→ **What is expected**: Pick out all lines with the word "said" from the records that follow.
==== Given records ====
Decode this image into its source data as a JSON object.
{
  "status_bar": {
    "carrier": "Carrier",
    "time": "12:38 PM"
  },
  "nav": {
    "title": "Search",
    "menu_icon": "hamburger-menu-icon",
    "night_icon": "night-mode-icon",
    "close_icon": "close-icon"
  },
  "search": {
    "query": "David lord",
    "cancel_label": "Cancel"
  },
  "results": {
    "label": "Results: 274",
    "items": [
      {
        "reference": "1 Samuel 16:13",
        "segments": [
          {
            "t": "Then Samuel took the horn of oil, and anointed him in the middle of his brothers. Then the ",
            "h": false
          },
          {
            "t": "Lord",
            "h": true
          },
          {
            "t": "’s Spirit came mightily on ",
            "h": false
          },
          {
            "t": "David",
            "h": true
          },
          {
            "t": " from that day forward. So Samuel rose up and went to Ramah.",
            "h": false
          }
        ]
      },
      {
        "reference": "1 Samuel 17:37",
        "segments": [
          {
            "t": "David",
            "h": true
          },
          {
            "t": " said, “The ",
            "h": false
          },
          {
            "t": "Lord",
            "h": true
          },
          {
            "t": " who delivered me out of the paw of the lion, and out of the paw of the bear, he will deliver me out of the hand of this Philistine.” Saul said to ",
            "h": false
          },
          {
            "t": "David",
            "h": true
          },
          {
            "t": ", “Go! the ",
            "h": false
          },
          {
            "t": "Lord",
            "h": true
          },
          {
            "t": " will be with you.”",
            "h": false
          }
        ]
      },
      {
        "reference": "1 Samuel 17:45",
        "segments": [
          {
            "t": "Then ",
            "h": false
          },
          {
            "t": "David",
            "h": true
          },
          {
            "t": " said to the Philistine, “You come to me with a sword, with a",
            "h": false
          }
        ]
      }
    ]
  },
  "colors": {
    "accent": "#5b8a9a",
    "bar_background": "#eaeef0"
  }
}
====
→ **Answer to the problem**:
            "t": " said, “The ",
            "t": " who delivered me out of the paw of the lion, and out of the paw of the bear, he will deliver me out of the hand of this Philistine.” Saul said to ",
            "t": " said to the Philistine, “You come to me with a sword, with a",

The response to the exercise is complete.